New movie releases this week include Katherine Heigl’s return to the big screen, plus The Promise, Truman, and more
Matthew Lickona 6 p.m., April 21

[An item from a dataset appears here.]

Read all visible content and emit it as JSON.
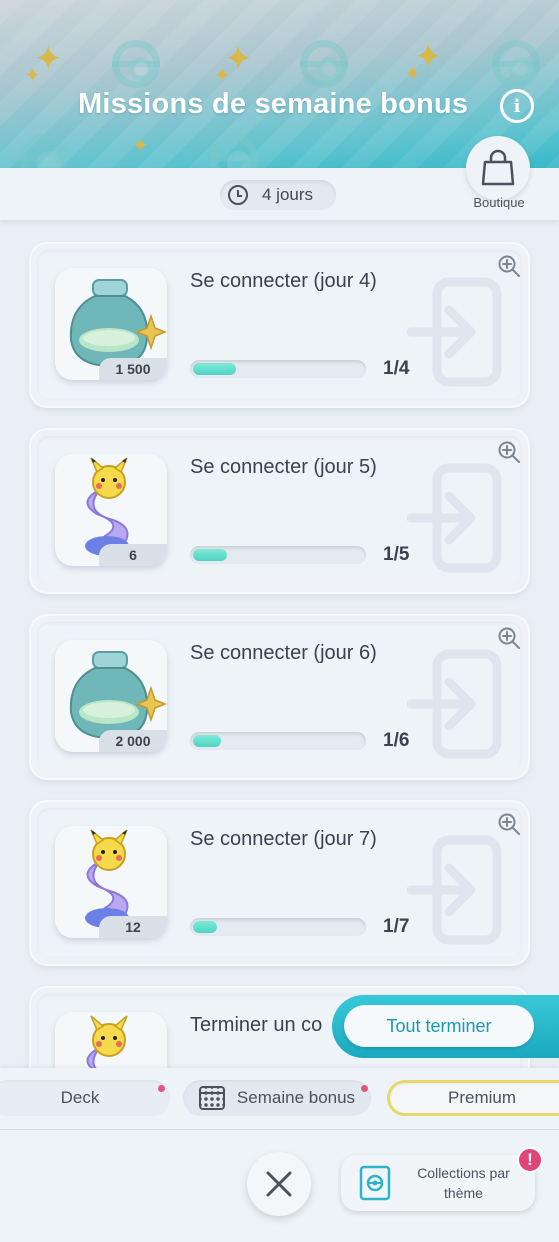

The Chicano cultural background, abundantly detailed, adds some unusual seasonings to the familiar tale of the singing star extinguished in his prime -- in the same plane crash, in this case, as Buddy Holly and the Big Bopper. (There are also brief impersonations of a couple of other members of the choir of Rock-and-Roll Heaven: Eddie Cochran and Jackie Wilson.) Lou Diamond Phillips, a fresh face who more nearly resembles the young Ed Ames, is very good as the nicey-nice Ritchie Valens (but not whitey-white, as the father of his blonde high-school sweetheart notices straightaway: "What is he? Eye-talian?"), and Esai Morales is no less good as the much less nice older brother. The three Top Forty hits of Valens's own lifetime (feelingly performed by Los Lobos) chip in with generous emotional payoffs. Written and directed by Luis Valdez. 1987.